As a landlord, raising rent is inevitable. It’s something that you’ll have to do at some point in time as a Charleston property owner. There are many reasons that make landlords raise the rental price. These include:

  • Property improvements

A property owner may raise the price of rent if they’ve made improvements to the property. The changes may include landscaping the exterior, putting in a new HVAC unit, replacing the carpet or tiles, or renovating the kitchen or bathroom.

  • A rising local economy

As the housing prices increases, raising rental prices is essential for landlords to maintain the property.

  • New employers

When a large company moves into your area, your Charleston rental property may become more desirable. People will naturally want to live near their workplace.

  • Neighborhood Enhancement

Your rent should change according to how neighborhoods change and improve.

  • Keeping up with the market

You may also raise the rent of your Charleston rental property to keep up with other similar properties in your area.

While no landlord wants to raise rental prices just for the fun of it, it’s a necessary part of property management.


A Step-By-Step Guide to Raising the Rent on Your Charleston Property:


1.    Determine Why You Should Raise the Rent

It’s important to ensure that your investment is profitable. If you are having trouble maintaining a positive cash flow, then raising rent may be the way to go. Before raising the rent, consider the following expenses:

  • Maintenance
  • Cost-of-living expenses
  • Property manager
  • Insurance premiums
  • HOA dues
  • Higher utility costs
  • Property taxes

Preferably, factor these expenses into the rent during lease renewals or tenant turnovers to make sure you aren’t overcharging.


2.    Determine the Amount of Rent Increase

The goal here is to ensure that you stay competitive. Charge too high and you risk making your Charleston rental property unattractive to potential renters. Charge too little and you risk leaving money on the table.


Depending on the state of the market, a good rule of thumb is a 3-5% increase annually. You should also consider the following things:

In an ideal market, the price of rent should be based on your expenses. However, the rent you decide to charge should be based on the prevailing market rate. Your goal should be to ensure that the business is profitable while still having competitive market rates.

  • Prevailing market rates in your area.

If similar rentals are increasing in price, then you should follow suit as well.

  • North Carolina housing laws.

Make sure that you stay within the confines of the law when it comes to rental matters. Although the property is yours, you can’t increase rental payments arbitrarily. You must adhere to the SC and Charleston rental laws.

For example, it’s illegal to raise rent before the lease expires. The only exception is if the lease agreement made a provision for it. Even then, a court would still find it illegal as it negates the idea of a “fixed” lease.

You should also increase rent in a non-discriminatory way. This means it is not based on a person’s sexual orientation, familial status, religion, race, or disability.

In addition to this, you shouldn’t increase rental prices based on retaliatory reasons. In South Carolina, if a tenant has exercised a legal right, has been involved in a tenant’s organization, or has filed an official complaint to a government authority, then you are barred from increasing rent for a set period of time.


3.     Decide When to Increase the Rent

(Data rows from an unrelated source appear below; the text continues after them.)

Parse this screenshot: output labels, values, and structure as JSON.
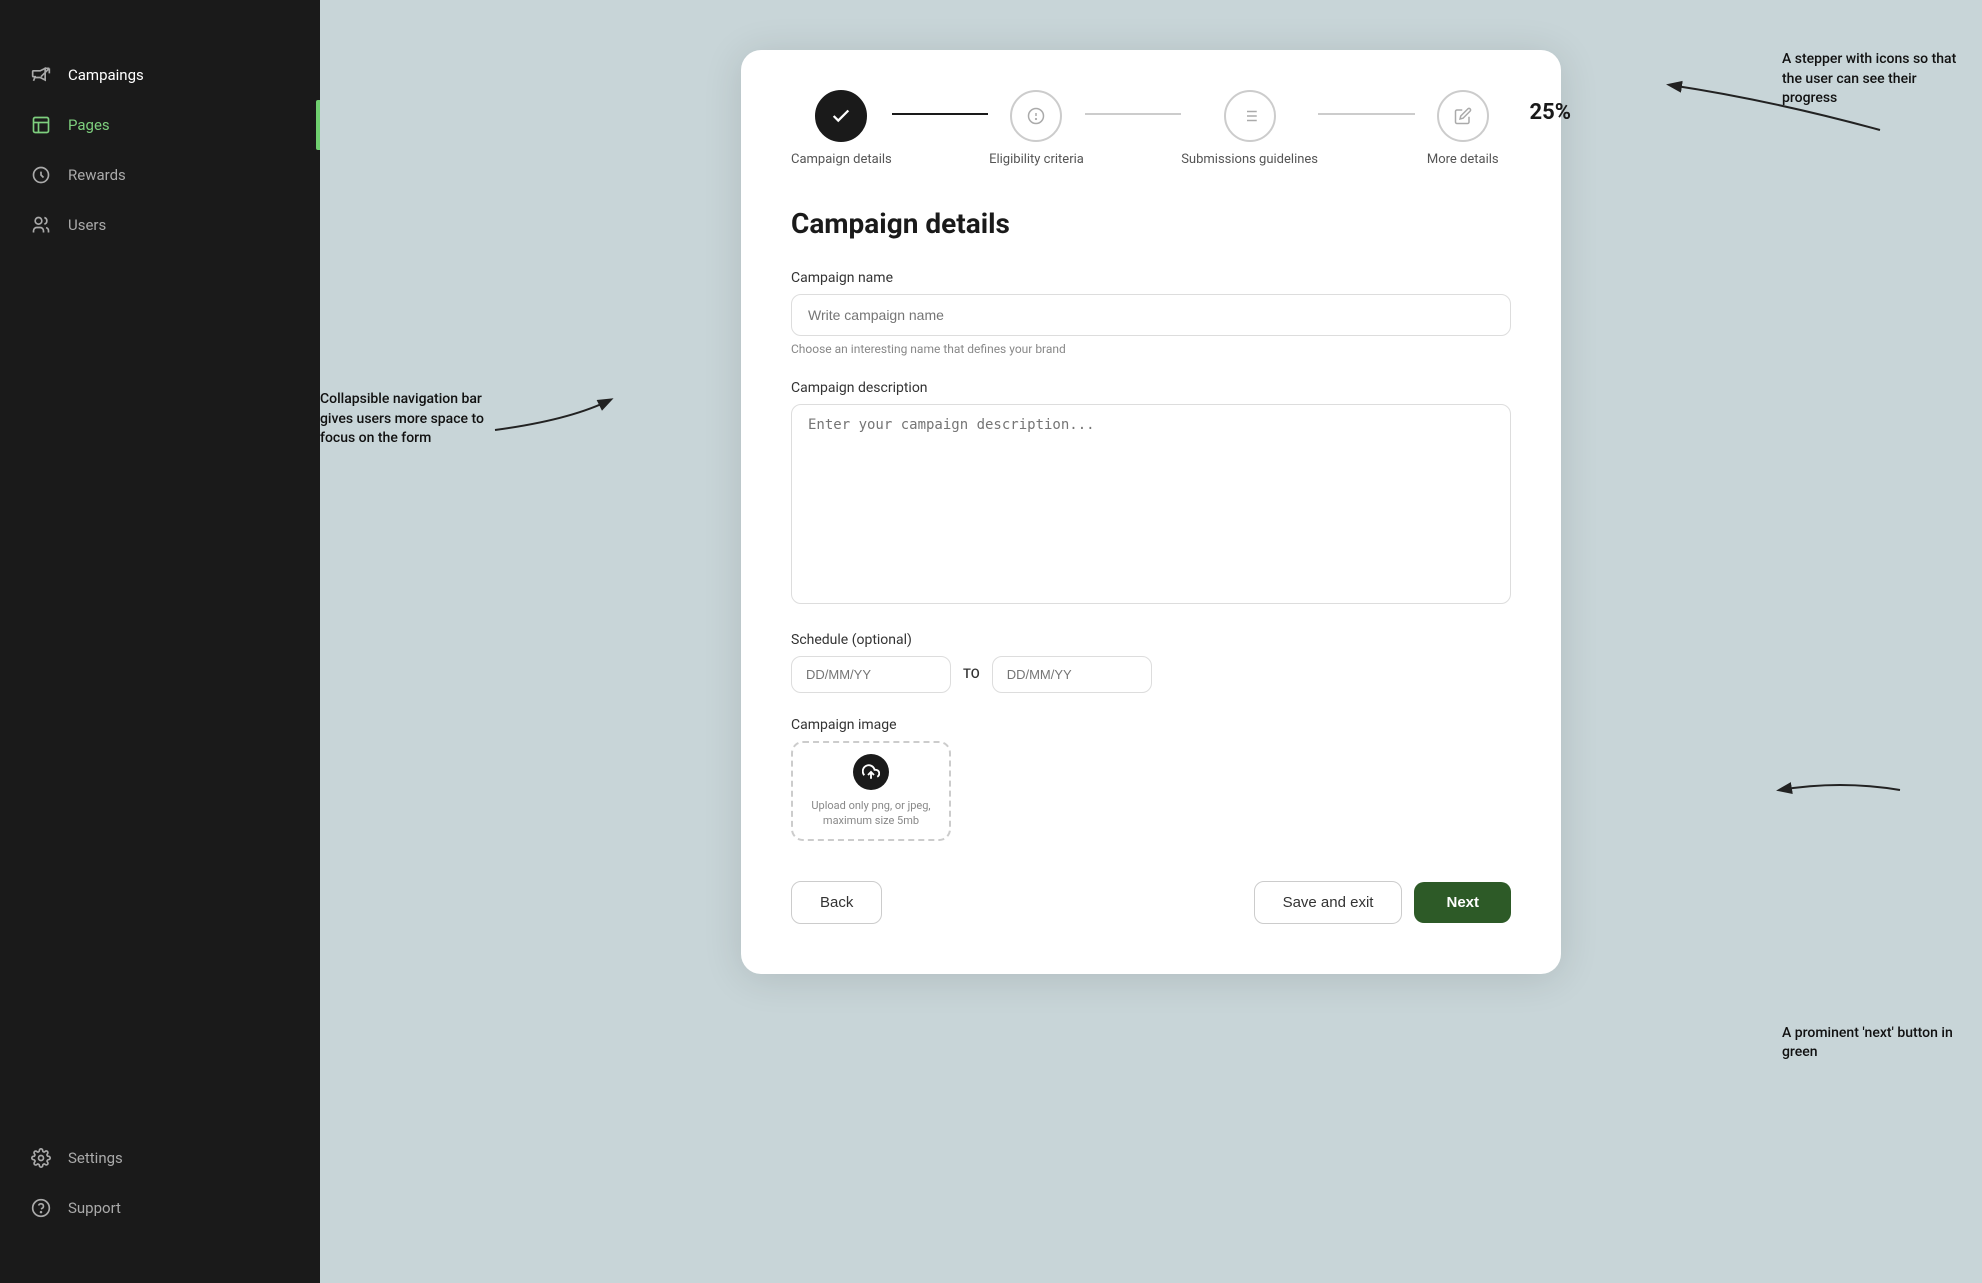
{
  "sidebar": {
    "items": [
      {
        "id": "campaigns",
        "label": "Campaings",
        "icon": "megaphone",
        "active": false
      },
      {
        "id": "pages",
        "label": "Pages",
        "icon": "pages",
        "active": true
      },
      {
        "id": "rewards",
        "label": "Rewards",
        "icon": "rewards",
        "active": false
      },
      {
        "id": "users",
        "label": "Users",
        "icon": "users",
        "active": false
      }
    ],
    "bottom_items": [
      {
        "id": "settings",
        "label": "Settings",
        "icon": "settings"
      },
      {
        "id": "support",
        "label": "Support",
        "icon": "support"
      }
    ]
  },
  "stepper": {
    "progress_label": "25%",
    "steps": [
      {
        "id": "campaign-details",
        "label": "Campaign details",
        "state": "active",
        "icon": "check"
      },
      {
        "id": "eligibility-criteria",
        "label": "Eligibility criteria",
        "state": "inactive",
        "icon": "clock"
      },
      {
        "id": "submissions-guidelines",
        "label": "Submissions guidelines",
        "state": "inactive",
        "icon": "list"
      },
      {
        "id": "more-details",
        "label": "More details",
        "state": "inactive",
        "icon": "edit"
      }
    ]
  },
  "form": {
    "title": "Campaign details",
    "campaign_name_label": "Campaign name",
    "campaign_name_placeholder": "Write campaign name",
    "campaign_name_hint": "Choose an interesting name that defines your brand",
    "campaign_description_label": "Campaign description",
    "campaign_description_placeholder": "Enter your campaign description...",
    "schedule_label": "Schedule (optional)",
    "schedule_from_placeholder": "DD/MM/YY",
    "schedule_to_label": "TO",
    "schedule_to_placeholder": "DD/MM/YY",
    "campaign_image_label": "Campaign image",
    "upload_hint": "Upload only png, or jpeg, maximum size 5mb"
  },
  "buttons": {
    "back_label": "Back",
    "save_exit_label": "Save and exit",
    "next_label": "Next"
  },
  "annotations": {
    "left": "Collapsible navigation bar gives users more space to focus on the form",
    "top_right": "A stepper with icons so that the user can see their progress",
    "bottom_right": "A prominent 'next' button in green"
  }
}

Generally, state law dictates when and how rent should be raised. Check South Carolina state laws as well as your lease or rental agreement.

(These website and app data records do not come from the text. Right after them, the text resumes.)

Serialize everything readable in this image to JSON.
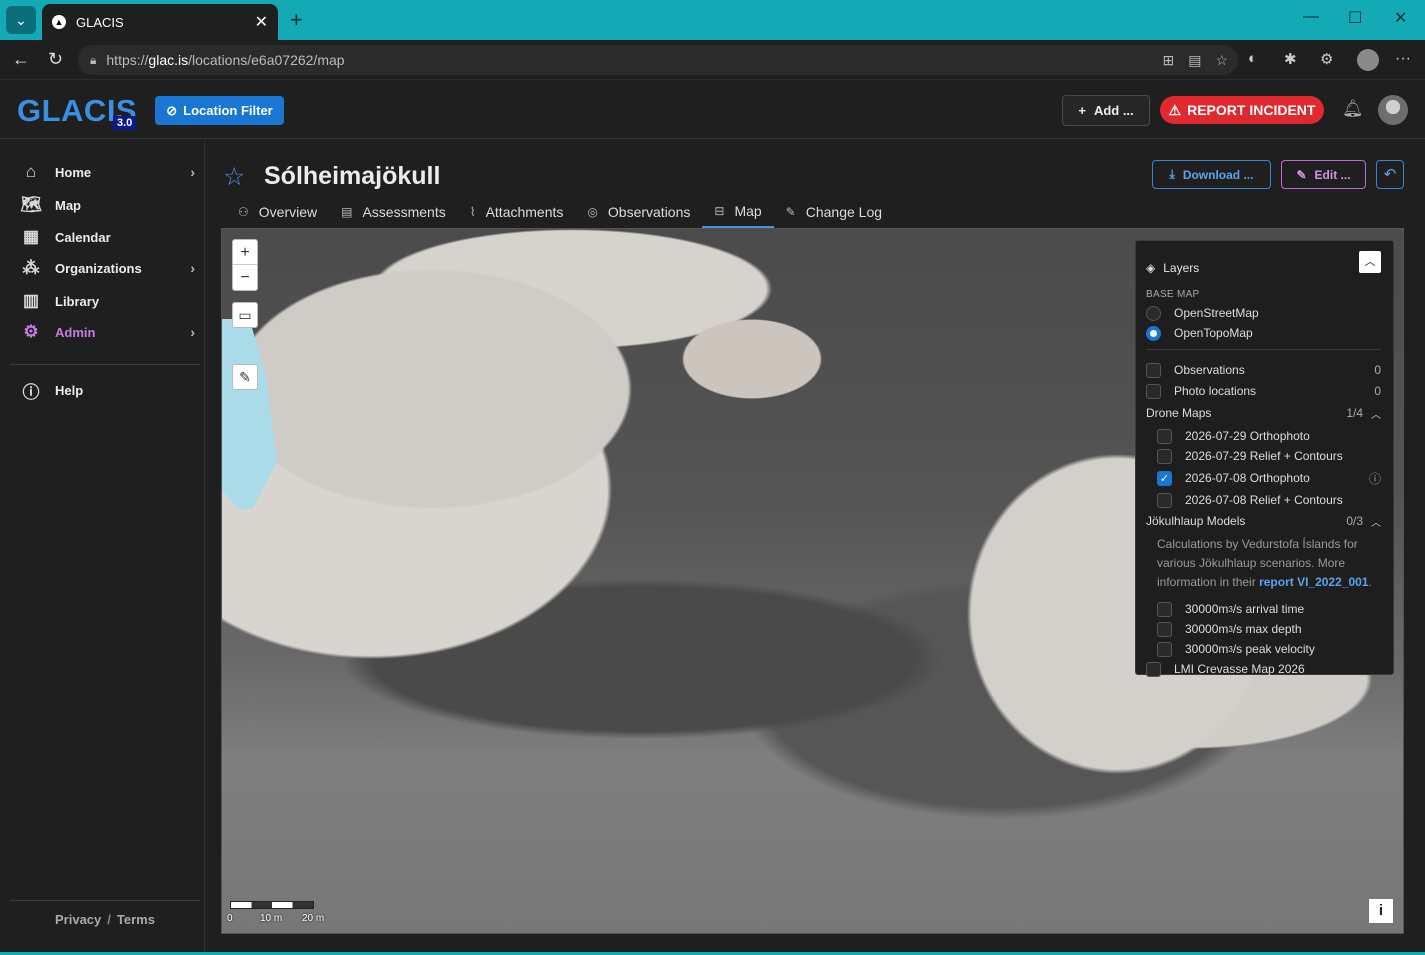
{
  "browser": {
    "tab_title": "GLACIS",
    "url_prefix": "https://",
    "url_domain": "glac.is",
    "url_path": "/locations/e6a07262/map"
  },
  "header": {
    "logo": "GLACIS",
    "version": "3.0",
    "location_filter": "Location Filter",
    "add_label": "Add ...",
    "report_label": "REPORT INCIDENT"
  },
  "sidebar": {
    "items": [
      {
        "label": "Home",
        "icon": "home-icon"
      },
      {
        "label": "Map",
        "icon": "map-icon"
      },
      {
        "label": "Calendar",
        "icon": "calendar-icon"
      },
      {
        "label": "Organizations",
        "icon": "organizations-icon"
      },
      {
        "label": "Library",
        "icon": "library-icon"
      },
      {
        "label": "Admin",
        "icon": "gear-icon"
      },
      {
        "label": "Help",
        "icon": "help-icon"
      }
    ],
    "footer": {
      "privacy": "Privacy",
      "sep": "/",
      "terms": "Terms"
    }
  },
  "page": {
    "title": "Sólheimajökull",
    "download_label": "Download ...",
    "edit_label": "Edit ...",
    "tabs": [
      {
        "label": "Overview"
      },
      {
        "label": "Assessments"
      },
      {
        "label": "Attachments"
      },
      {
        "label": "Observations"
      },
      {
        "label": "Map"
      },
      {
        "label": "Change Log"
      }
    ],
    "active_tab": "Map"
  },
  "map": {
    "zoom_in": "+",
    "zoom_out": "−",
    "scale_labels": [
      "0",
      "10 m",
      "20 m"
    ],
    "info": "i"
  },
  "layers": {
    "title": "Layers",
    "base_map_heading": "BASE MAP",
    "base_maps": [
      {
        "label": "OpenStreetMap",
        "selected": false
      },
      {
        "label": "OpenTopoMap",
        "selected": true
      }
    ],
    "overlays": [
      {
        "label": "Observations",
        "count": "0"
      },
      {
        "label": "Photo locations",
        "count": "0"
      }
    ],
    "drone_group": {
      "label": "Drone Maps",
      "count": "1/4"
    },
    "drone_maps": [
      {
        "label": "2026-07-29 Orthophoto",
        "checked": false
      },
      {
        "label": "2026-07-29 Relief + Contours",
        "checked": false
      },
      {
        "label": "2026-07-08 Orthophoto",
        "checked": true
      },
      {
        "label": "2026-07-08 Relief + Contours",
        "checked": false
      }
    ],
    "jokul_group": {
      "label": "Jökulhlaup Models",
      "count": "0/3"
    },
    "jokul_desc_1": "Calculations by Vedurstofa Íslands for various Jökulhlaup scenarios. More information in their",
    "jokul_link": "report VI_2022_001",
    "jokul_desc_2": ".",
    "jokul_models": [
      {
        "value": "30000m",
        "sup": "3",
        "suffix": "/s arrival time"
      },
      {
        "value": "30000m",
        "sup": "3",
        "suffix": "/s max depth"
      },
      {
        "value": "30000m",
        "sup": "3",
        "suffix": "/s peak velocity"
      }
    ],
    "crevasse": "LMI Crevasse Map 2026"
  }
}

In South Carolina, if your tenant is on a month-to-month tenancy, then you can raise the rent after serving a 30 days’ notice. It’s best if the notice is written.

If the renter is on a fixed-term lease, then you should give them a 90 days’ notice. This will give your renter adequate room to adjust should they plan to renew their lease for another term.


4.     Inform Your Charleston Tenant with a Notice of Rent Increase

Make sure the communication is clear and professional. The notice should be written. When providing a written communication, make sure that you:

  • Relay the information as concisely as possible. This will ensure that there is no room for negotiation or argument.
  • Create a reference for how much each renter is paying and when they began paying it.
  • Leave no room for confusion. Make sure that the communication covers all the necessary information.

Make sure that the increase rent notice is compliant with state and local laws as well as your lease agreement.


Dealing With Complaints

Tenants will be less likely to complain about a slight rent increase if they are satisfied with living on your property.

For a resident complaining that the rent increase is too much, try educating them about the market rate. That’s why it’s important to do a comparative market analysis before adjusting your rent. The analysis will help you get an idea of the prevailing rent in your neighborhood.

The renter will be less likely to complain if the rent increase compares similarly to other rentals in their neighborhood.


If they are wondering why you’re raising the rent, try explaining the expenses that must also be covered. Make sure that you cite specific examples of the expenses. For example, insurance premiums, property taxes, utilities and maintenance costs.

Also, don’t forget to cite any new improvements that you made on the property. You could also tell them about any future plans you have regarding more improvements to the property. By doing this, your tenant will see that the increase in rent will also directly benefit them.


Increasing the rental price of your Charleston rental property is not a simple task. It requires some research and planning as well as strict adherence to the state and local laws. To make the rental price increase predictable for your renters, make sure that you specify it in your lease agreement. This way, you will be able to get the rent increase with fewer issues.